Can my HOA lien my home if I don’t pay fees for our recreation facility?

A few years ago I stopped paying the fee for the rec facility where I live I have only used it maybe 4 times in the 10 years I’ve lived here. It is a club house, indoor pool, hot tub and saunas. It is a disgusting place and the saunas never work which would be the one thing I might use. I own my lot, live on a dead end street and know that at least 3 (out of 12) owners here are exempt from paying the fee. I received a notice from an attorney stating I have until 1 week to pay or make arrangements to pay or they will put a lien on my home. Can I fight this?

Asked on September 5, 2011 under Real Estate Law, Oregon


SJZ, Member, New York Bar / FreeAdvice Contributing Attorney

Answered 9 years ago | Contributor

You may not be able to fight it. If under the HOA agreement(s), etc., you have to pay this fee, you have to pay it. If you have not paid it, the HOA will generally, under the HOA agreements, have the right to put a lien on your home. The  situation appears black and white.

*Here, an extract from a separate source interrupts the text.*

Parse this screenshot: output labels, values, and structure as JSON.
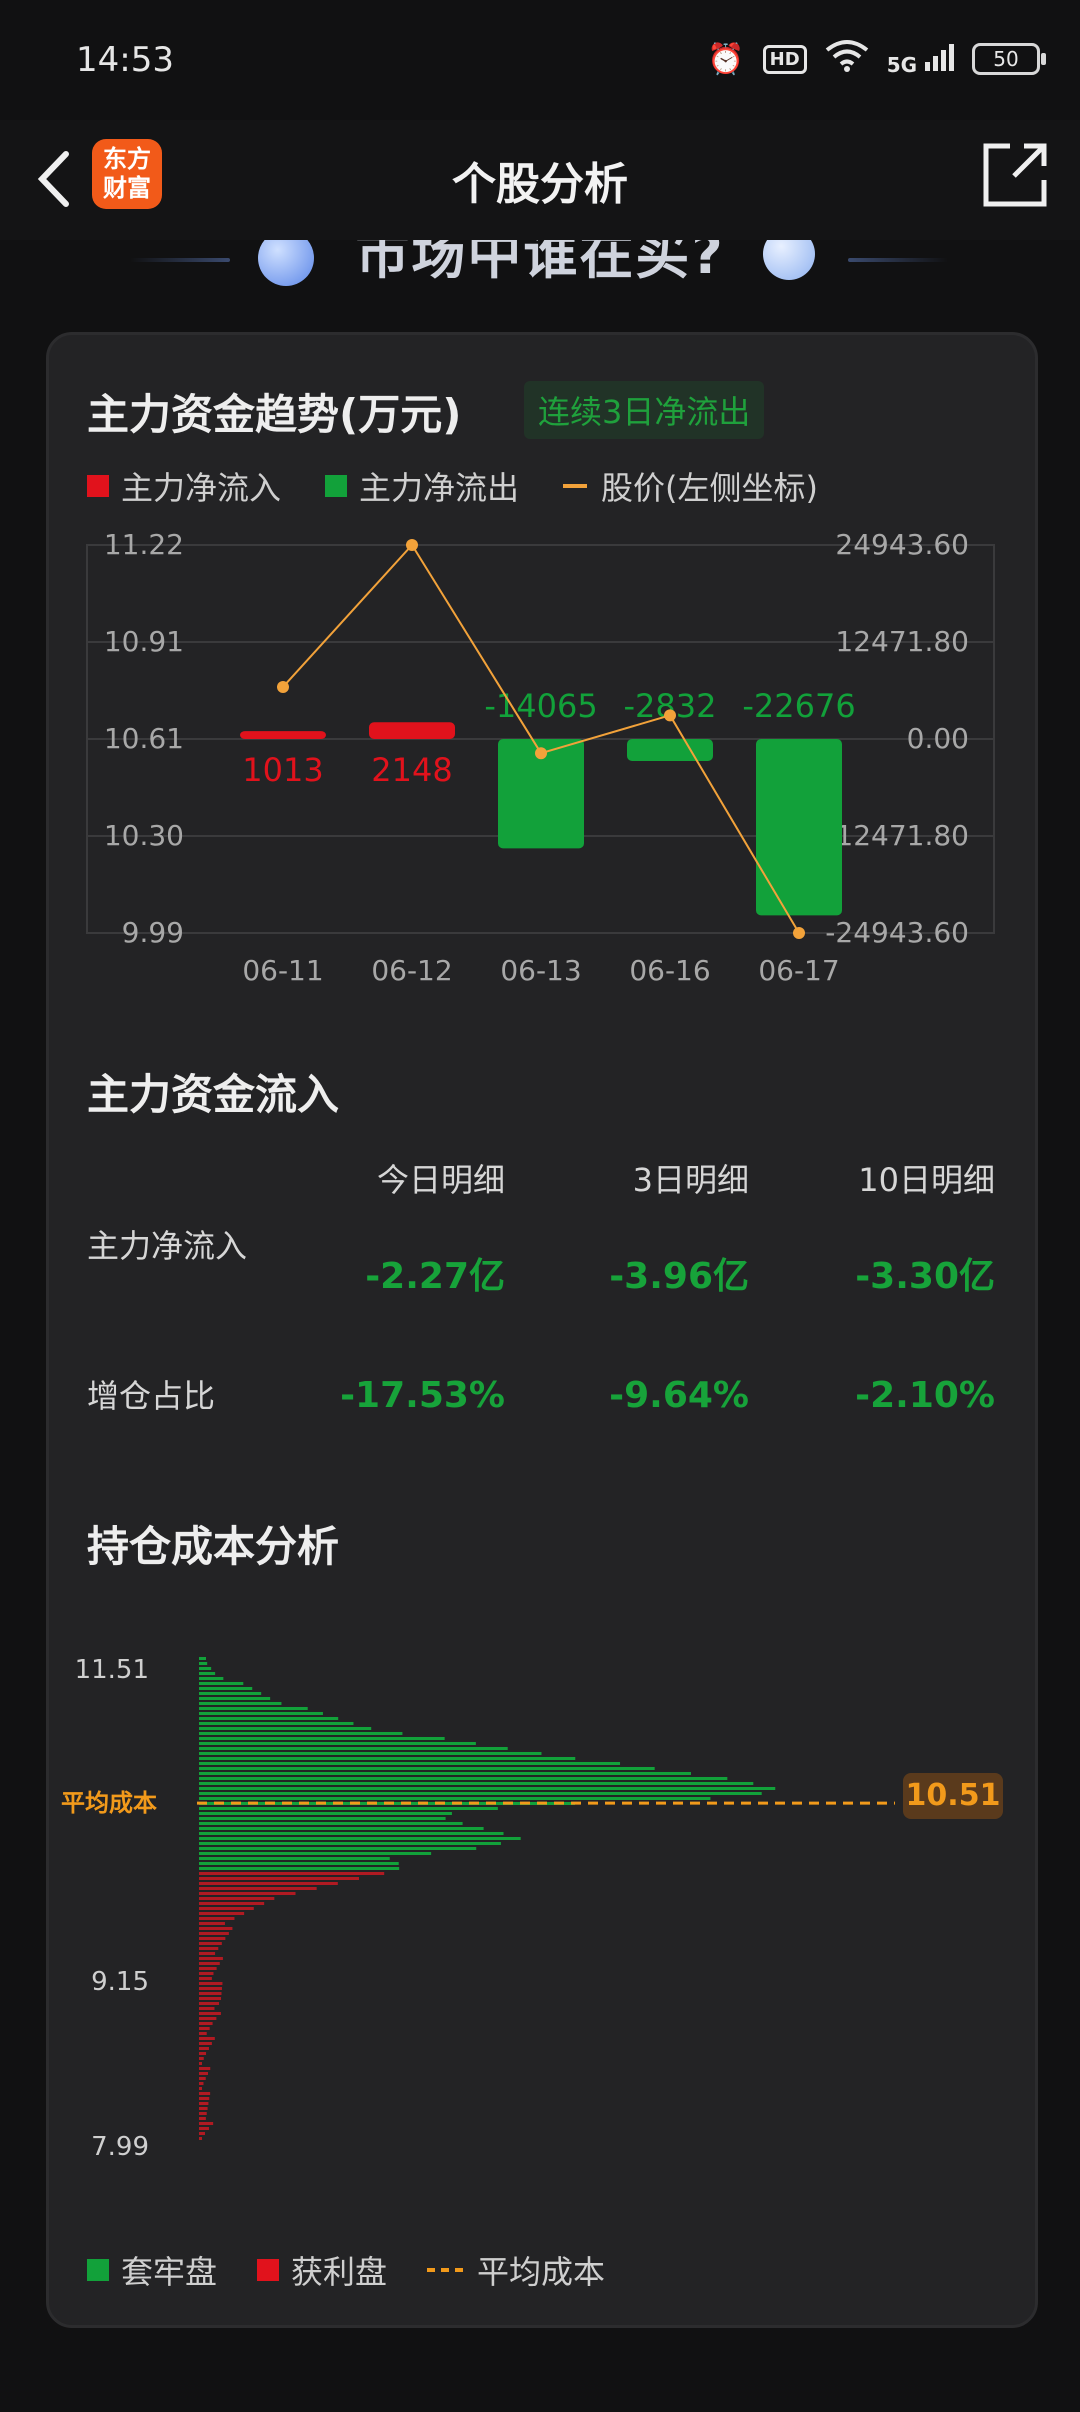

If the facility is disgusting and not kept up, you may be able to sue the HOA as a beneficiary of the facilities to force them to keep it up; or you can try to get on the association board and see to this yourself. The fact that you choose to not use the facilities has no bearing on your obligation to pay. And even if other people are not paying who perhaps should, that also does not affect your obligation to pay the HOA fees.

IMPORTANT NOTICE: The Answer(s) provided above are for general information only. The attorney providing the answer was not serving as the attorney for the person submitting the question or in any attorney-client relationship with such person. Laws may vary from state to state, and sometimes change. Tiny variations in the facts, or a fact not set forth in a question, often can change a legal outcome or an attorney's conclusion. Although has verified the attorney was admitted to practice law in at least one jurisdiction, he or she may not be authorized to practice law in the jurisdiction referred to in the question, nor is he or she necessarily experienced in the area of the law involved. Unlike the information in the Answer(s) above, upon which you should NOT rely, for personal advice you can rely upon we suggest you retain an attorney to represent you.